Published On: Mon, Jan 17th, 2022

MP Brison’s initiative law proposes a $30 health levy to tourists

PHILIPSBURG — Visiting tourists will be charged with a health levy of $30 every time they visit St. Maarten if an initiative law proposed by Member of Parliament Rolando Brison (UP) becomes a reality.

Brison announced his initiative in a press release last week, explaining that his National Ordinance Tourism Health Levy would add a mandatory basic accident insurance to the already existing requirement that tourists have health insurance.

The draft law leaves administering this additional insurance to Social and Health Insurances SZV. “This will allow us to withhold part of the collected levy from the debt government owes to SZV,” SZV’s manager corporate communications spokeswoman Charonne Holder stated in answer to questions from StMaartenNews.com.

Holder points out that SZV is responsible for social and health insurances on St. Maarten and that the legislation proposed by MP Brison would entitle it to provide and execute the tourism health levy.

SZV also notes that financial supervisor Cft stated in its second quarterly report of 2021 that “the government must find new creative solutions to ensure the continued existence of the SZV-funds,” Holder stated that the initiative law is “an example of these types of solutions.”

The draft law would furthermore relieve the local hospital of the burden of unpaid bills left behind by tourists, Holder stated: “Once the legislation goes into effect, SZV will be responsible for the COVID-related expenses of the hospital from our tourists.”

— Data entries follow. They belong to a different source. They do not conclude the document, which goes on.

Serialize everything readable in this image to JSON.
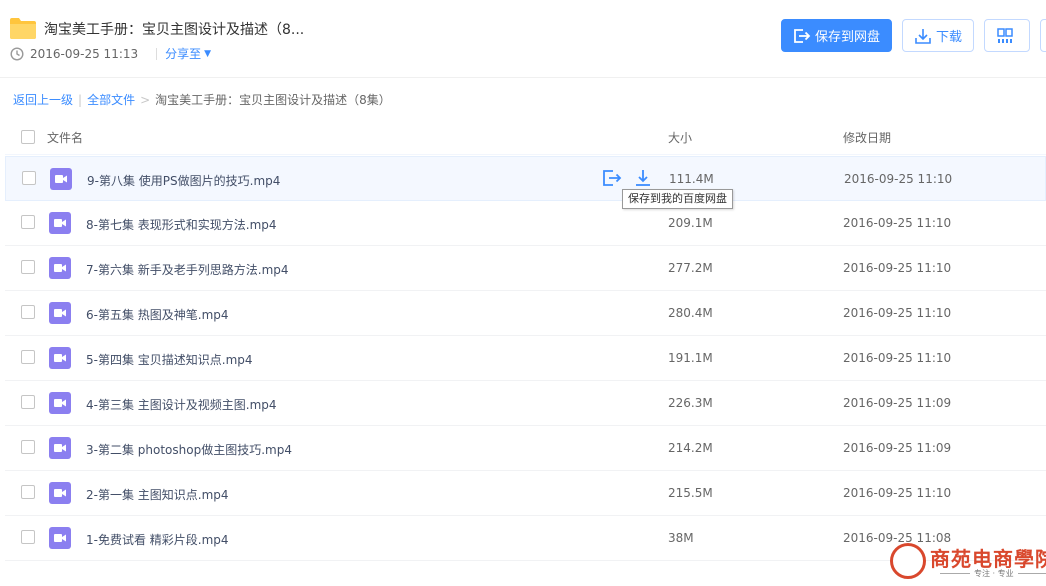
{
  "header": {
    "title": "淘宝美工手册：宝贝主图设计及描述（8...",
    "date": "2016-09-25 11:13",
    "share_to": "分享至",
    "save_button": "保存到网盘",
    "download_button": "下载"
  },
  "breadcrumb": {
    "back": "返回上一级",
    "all_files": "全部文件",
    "separator_1": "|",
    "separator_2": ">",
    "current": "淘宝美工手册：宝贝主图设计及描述（8集）"
  },
  "table": {
    "columns": {
      "name": "文件名",
      "size": "大小",
      "date": "修改日期"
    },
    "rows": [
      {
        "name": "9-第八集 使用PS做图片的技巧.mp4",
        "size": "111.4M",
        "date": "2016-09-25 11:10"
      },
      {
        "name": "8-第七集 表现形式和实现方法.mp4",
        "size": "209.1M",
        "date": "2016-09-25 11:10"
      },
      {
        "name": "7-第六集 新手及老手列思路方法.mp4",
        "size": "277.2M",
        "date": "2016-09-25 11:10"
      },
      {
        "name": "6-第五集 热图及神笔.mp4",
        "size": "280.4M",
        "date": "2016-09-25 11:10"
      },
      {
        "name": "5-第四集 宝贝描述知识点.mp4",
        "size": "191.1M",
        "date": "2016-09-25 11:10"
      },
      {
        "name": "4-第三集 主图设计及视频主图.mp4",
        "size": "226.3M",
        "date": "2016-09-25 11:09"
      },
      {
        "name": "3-第二集 photoshop做主图技巧.mp4",
        "size": "214.2M",
        "date": "2016-09-25 11:09"
      },
      {
        "name": "2-第一集 主图知识点.mp4",
        "size": "215.5M",
        "date": "2016-09-25 11:10"
      },
      {
        "name": "1-免费试看 精彩片段.mp4",
        "size": "38M",
        "date": "2016-09-25 11:08"
      }
    ]
  },
  "tooltip": "保存到我的百度网盘",
  "watermark": {
    "brand": "商苑电商學院",
    "tagline": "专注 · 专业"
  },
  "colors": {
    "primary": "#3b8cff",
    "video_icon": "#8b7ff0",
    "folder": "#ffc53d",
    "watermark": "#d9482d"
  },
  "icons": {
    "folder": "folder-icon",
    "clock": "clock-icon",
    "video": "video-file-icon",
    "save": "save-to-cloud-icon",
    "download": "download-icon",
    "qr": "qrcode-icon"
  }
}
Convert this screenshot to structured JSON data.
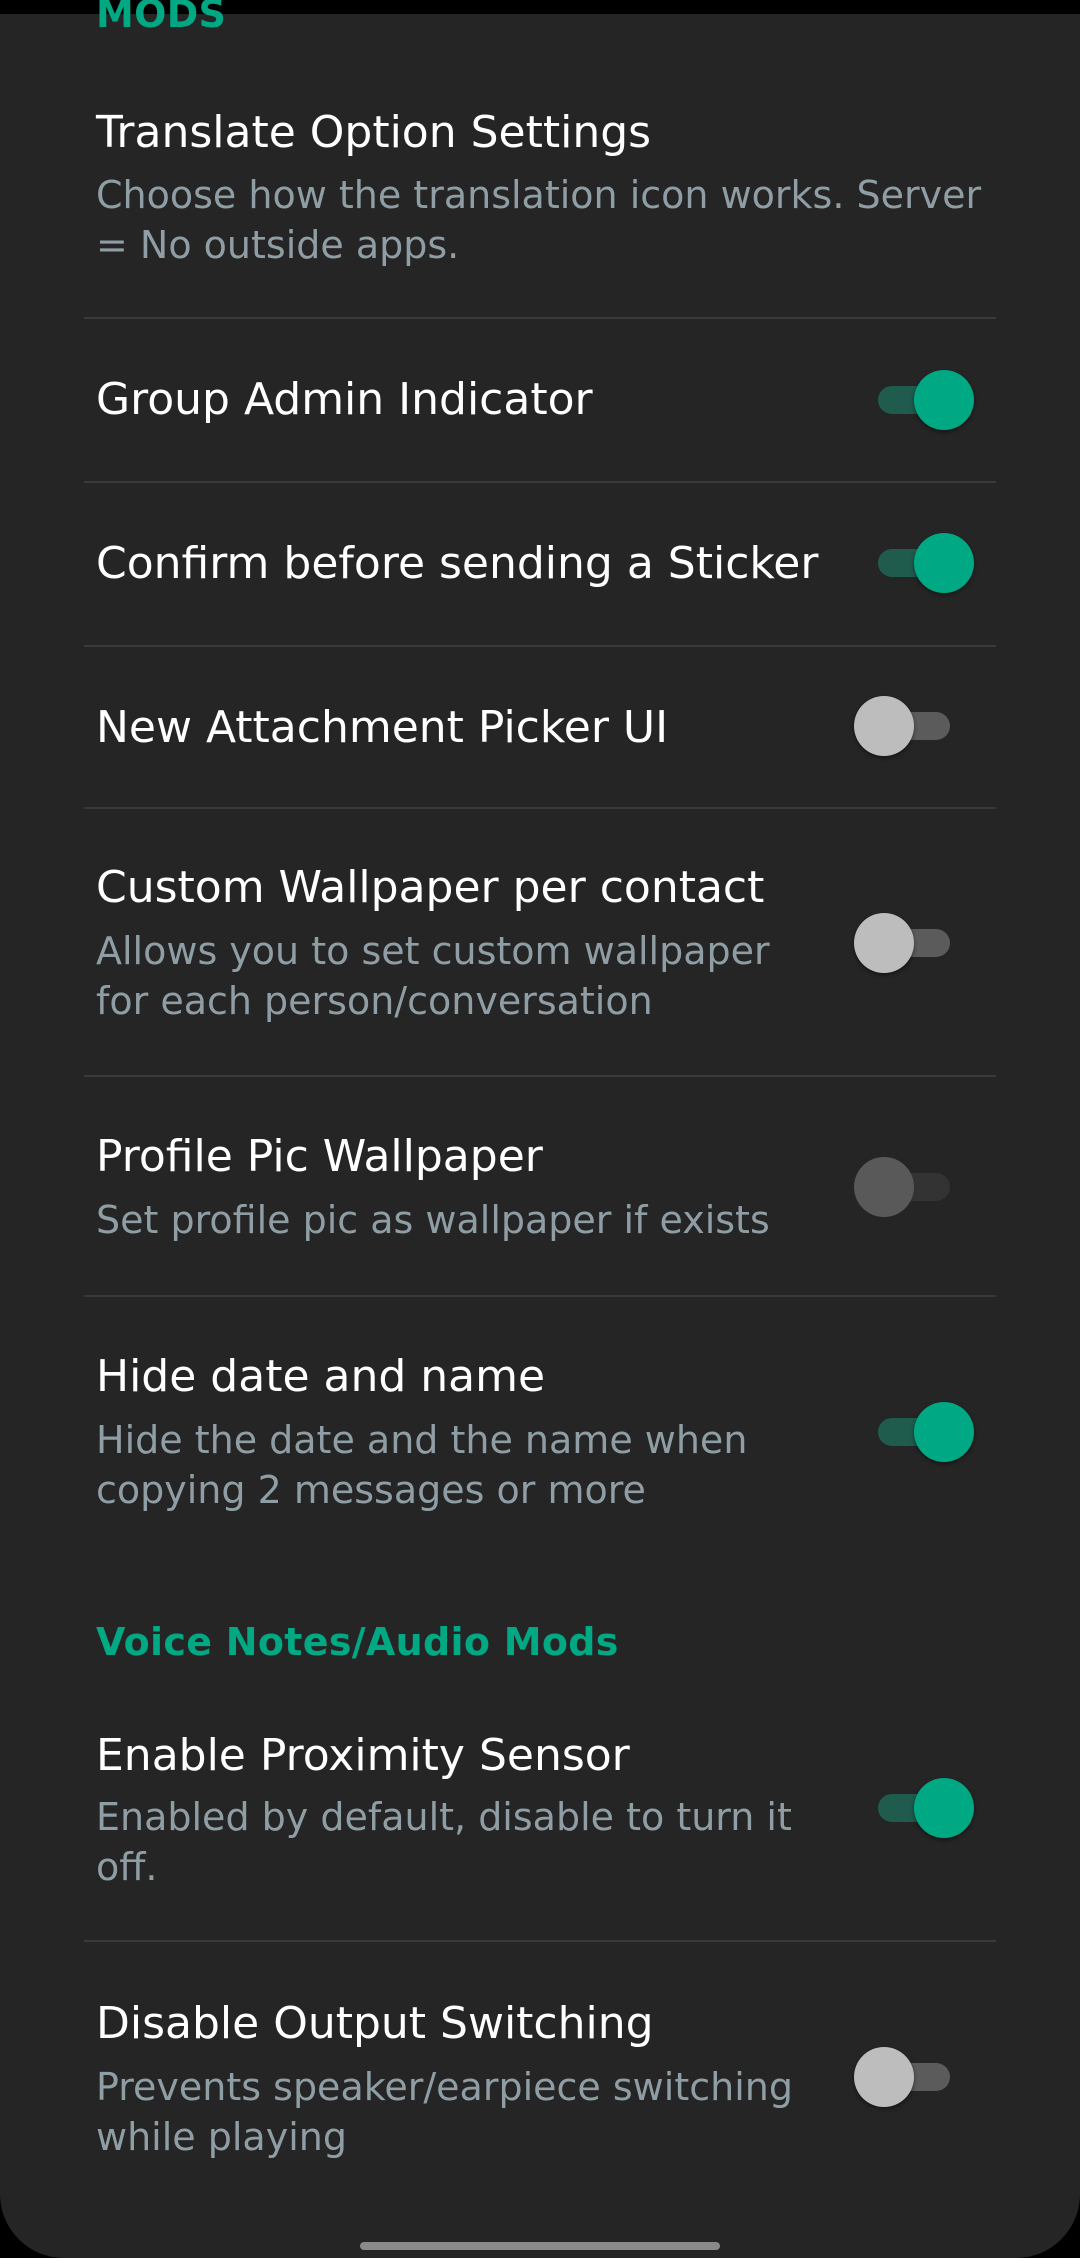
{
  "sections": {
    "top_header_partial": "MODS",
    "voice_header": "Voice Notes/Audio Mods"
  },
  "settings": [
    {
      "title": "Translate Option Settings",
      "description": "Choose how the translation icon works. Server = No outside apps."
    },
    {
      "title": "Group Admin Indicator",
      "toggle": "on"
    },
    {
      "title": "Confirm before sending a Sticker",
      "toggle": "on"
    },
    {
      "title": "New Attachment Picker UI",
      "toggle": "off"
    },
    {
      "title": "Custom Wallpaper per contact",
      "description": "Allows you to set custom wallpaper for each person/conversation",
      "toggle": "off"
    },
    {
      "title": "Profile Pic Wallpaper",
      "description": "Set profile pic as wallpaper if exists",
      "toggle": "disabled"
    },
    {
      "title": "Hide date and name",
      "description": "Hide the date and the name when copying 2 messages or more",
      "toggle": "on"
    },
    {
      "title": "Enable Proximity Sensor",
      "description": "Enabled by default, disable to turn it off.",
      "toggle": "on"
    },
    {
      "title": "Disable Output Switching",
      "description": "Prevents speaker/earpiece switching while playing",
      "toggle": "off"
    }
  ],
  "colors": {
    "accent": "#00a884",
    "background": "#252525",
    "title_text": "#ffffff",
    "secondary_text": "#8f9da4",
    "divider": "#393939"
  }
}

Brison stated in his press release that the additional insurance would not only cover COVID-related hospitalizations but also accidents. “This will give peace of mind to all travelers coming to our destination. In the event any of them were to get seriously ill, the coverage could provide them emergency travel back home.”

Brison submitted the draft law to parliament on November 9 of last year. Before parliament can debate the proposal, the Council of Advice will have to peruse it and render its advice.

While Brison’s press release does not mention the proposed fee of $30, it states that “the law will be seamless in its implementation, and is predicted to have very little negative effect on tourists now that they have had more than a year paying the fee.”

If visitor-arrivals ever reach pre Hurricane Irma and pre COVID-levels of between 1.5 and 1.7 million, the health levy could generate between $45 million and $51 million per year.